## RECORDS:
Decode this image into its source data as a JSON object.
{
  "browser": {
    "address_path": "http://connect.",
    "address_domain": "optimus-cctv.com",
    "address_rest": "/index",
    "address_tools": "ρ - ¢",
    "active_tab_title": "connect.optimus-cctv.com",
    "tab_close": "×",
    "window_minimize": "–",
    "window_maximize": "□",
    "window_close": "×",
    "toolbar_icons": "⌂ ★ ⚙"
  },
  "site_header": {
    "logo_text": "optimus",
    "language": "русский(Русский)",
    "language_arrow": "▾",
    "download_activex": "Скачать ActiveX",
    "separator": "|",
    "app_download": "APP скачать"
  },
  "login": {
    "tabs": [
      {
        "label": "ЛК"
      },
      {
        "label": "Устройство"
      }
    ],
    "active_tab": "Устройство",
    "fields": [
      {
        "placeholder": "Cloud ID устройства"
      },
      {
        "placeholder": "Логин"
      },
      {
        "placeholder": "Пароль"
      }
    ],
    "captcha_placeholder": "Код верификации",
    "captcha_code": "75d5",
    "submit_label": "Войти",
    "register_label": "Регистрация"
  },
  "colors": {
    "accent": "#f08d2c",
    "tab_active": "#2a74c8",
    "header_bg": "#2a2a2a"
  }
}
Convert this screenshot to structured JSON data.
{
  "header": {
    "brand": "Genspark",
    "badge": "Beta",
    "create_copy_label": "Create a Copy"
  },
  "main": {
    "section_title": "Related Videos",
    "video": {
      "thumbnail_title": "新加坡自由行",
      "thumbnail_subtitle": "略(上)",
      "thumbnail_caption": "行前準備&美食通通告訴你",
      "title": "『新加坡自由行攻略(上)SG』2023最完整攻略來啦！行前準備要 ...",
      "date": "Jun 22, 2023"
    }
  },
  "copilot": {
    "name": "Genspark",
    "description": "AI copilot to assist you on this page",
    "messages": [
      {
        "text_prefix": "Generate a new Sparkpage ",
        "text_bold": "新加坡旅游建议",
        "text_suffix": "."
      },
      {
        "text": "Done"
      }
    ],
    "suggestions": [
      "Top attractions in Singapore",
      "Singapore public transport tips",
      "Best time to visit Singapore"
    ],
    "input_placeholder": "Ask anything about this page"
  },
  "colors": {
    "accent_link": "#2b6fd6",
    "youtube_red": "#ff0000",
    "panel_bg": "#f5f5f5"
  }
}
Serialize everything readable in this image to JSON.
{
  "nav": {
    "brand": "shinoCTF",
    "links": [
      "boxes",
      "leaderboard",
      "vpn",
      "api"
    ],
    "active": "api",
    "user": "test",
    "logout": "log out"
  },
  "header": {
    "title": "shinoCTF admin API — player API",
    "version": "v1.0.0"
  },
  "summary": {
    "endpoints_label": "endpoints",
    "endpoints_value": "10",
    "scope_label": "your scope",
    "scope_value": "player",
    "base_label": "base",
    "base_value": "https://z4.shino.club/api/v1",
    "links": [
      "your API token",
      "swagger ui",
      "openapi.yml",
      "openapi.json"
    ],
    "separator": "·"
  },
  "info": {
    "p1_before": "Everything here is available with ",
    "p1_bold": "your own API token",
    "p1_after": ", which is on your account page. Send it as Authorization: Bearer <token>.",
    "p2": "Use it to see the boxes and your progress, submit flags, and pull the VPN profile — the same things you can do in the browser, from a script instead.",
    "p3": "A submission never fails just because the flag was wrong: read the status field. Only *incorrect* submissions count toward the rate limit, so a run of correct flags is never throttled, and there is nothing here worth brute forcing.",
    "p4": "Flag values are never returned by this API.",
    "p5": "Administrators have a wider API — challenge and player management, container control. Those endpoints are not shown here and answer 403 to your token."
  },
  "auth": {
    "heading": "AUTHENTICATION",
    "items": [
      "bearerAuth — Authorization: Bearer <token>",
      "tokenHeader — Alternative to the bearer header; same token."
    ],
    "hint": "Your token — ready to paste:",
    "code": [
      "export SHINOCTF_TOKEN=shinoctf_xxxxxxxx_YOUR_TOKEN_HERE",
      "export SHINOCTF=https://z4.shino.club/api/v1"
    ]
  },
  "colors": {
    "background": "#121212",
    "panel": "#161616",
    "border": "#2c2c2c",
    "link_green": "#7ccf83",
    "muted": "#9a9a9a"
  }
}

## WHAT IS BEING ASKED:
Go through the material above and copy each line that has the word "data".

## EXERCISE ANSWER:
Decode this image into its source data as a JSON object.
Convert this screenshot to structured JSON data.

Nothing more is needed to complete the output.